It is the middle of the night. Sleepless in
Six hours ago, Clint and I drove over to Chesterfield Road to visit our closest Lidl store. There I picked up supplies for the next three days including a basted pork loin joint for Sunday dinner, a pack of nine toilet rolls, two bags of Jersey Royal new potatoes and a pint of fresh orange juice. There were no fresh eggs.
After putting the shopping away, I went up to the top of our garden, beyond the vegetable patch, ready to light a bonfire. It was the first one I have had this year. Plenty of garden material had accumulated but it was nice and dry and I was confident the rubbish would blaze. Earlier I had split the pile in two, knowing that if I had left it as one big heap the conflagration would have too big and too unruly. with angry flames leaping twenty feet high. Since next door built a large shed at the bottom of their garden, I have had to be more careful with my occasional fires, ensuring they are well-controlled.
After the bonfire had subdued itself, I came back inside and grabbed a can of cold Dutch beer from the fridge. Shirley was in the front room watching the annual Eurovision Song Contest.
It is a strange, glitzy affair that spawns terrible songs and unmemorable acts. It has never been my cup of tea. When all the songs have been sung, the voting begins with nearly all European nations participating. This year, everything was looking good for Great Britain. We were top of the leaderboard. Then my eyes became heavy and I fell asleep, waking just before the end of the show to discover that Ukraine had leapt above us to steal the crown thereby proving that war can bring unexpected benefits.
Shirley went to bed which is what I should have done but I switched over to the BBC News Channel and promptly fell asleep once more, waking an hour later.

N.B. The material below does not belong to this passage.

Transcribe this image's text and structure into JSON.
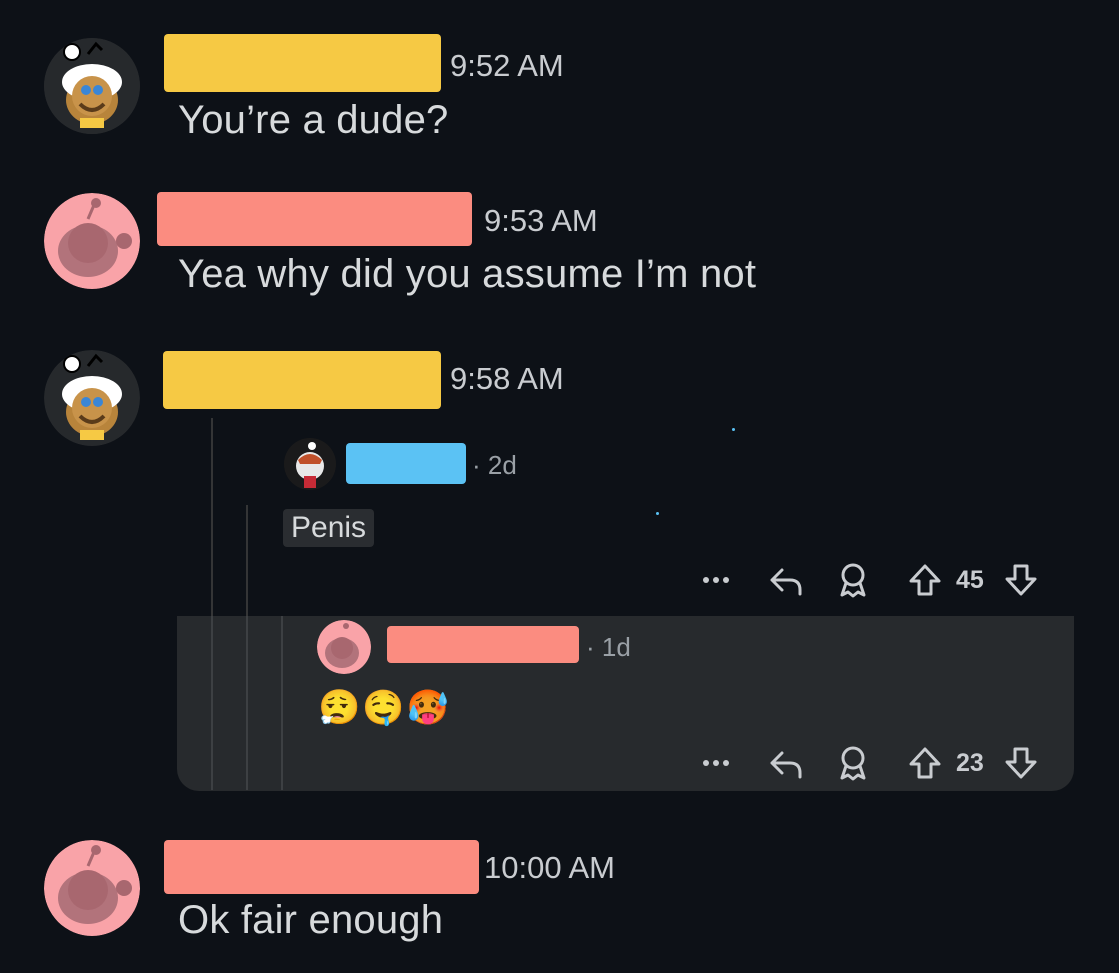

I came into the study and tackled today's "Wordle" - achieving the solution on my third guess.
By the way, it was our friend Pat's funeral on Friday afternoon. You may remember me writing a poem for him a month ago. The local crematorium was packed to overflowing and there were many heartfelt tears. One of his six brothers, Nobby, played "Going Home" from Dvorak's "New World Symphony" on the Irish bagpipes. The service was conducted by the chaplain from the hospice where he died. Pat's daughter, Jennifer, read the eulogy and throughout there were no references to any kind of god or heaven. In spite or because of his strict Roman Catholic upbringing, he did not believe in all that stuff.

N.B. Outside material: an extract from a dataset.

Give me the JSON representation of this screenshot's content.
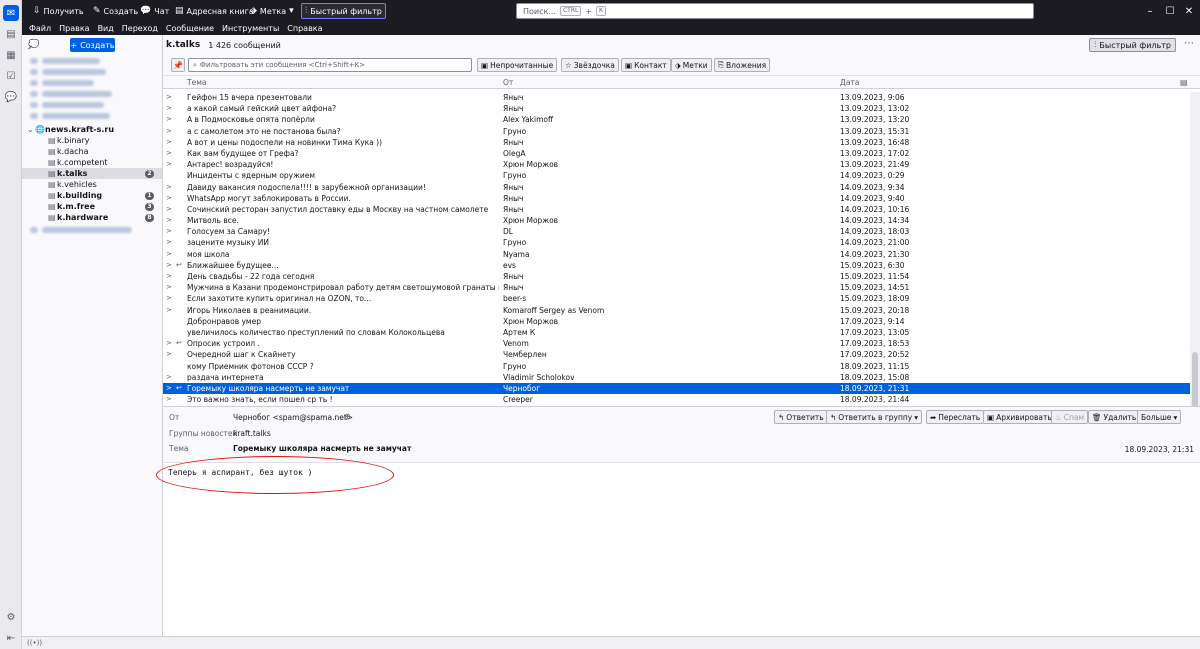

I climbed the stairs to bed around two o'clock. An hour later I was still wide awake, exploring memories in my head. I had no choice in the matter. With no immediate prospect of sleep, I came back downstairs to this computer keyboard.and tapped out this blogpost. Falling asleep in front of the television can be fatal! Thankfully, this does not happen to me very often.

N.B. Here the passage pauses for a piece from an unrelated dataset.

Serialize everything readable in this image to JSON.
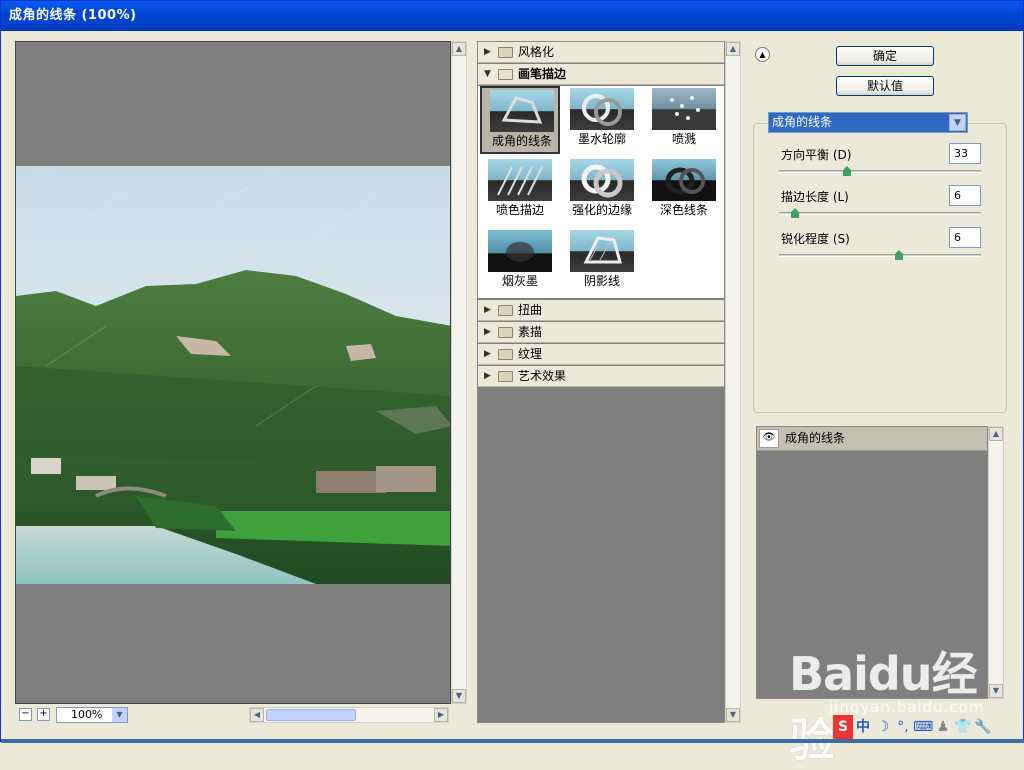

It now being 04.17 on May 15th, I can see that the day that will dawn before too long is already creating a pale and ghostly lightening of the eastern sky. Maybe sleep will overcome me this time round.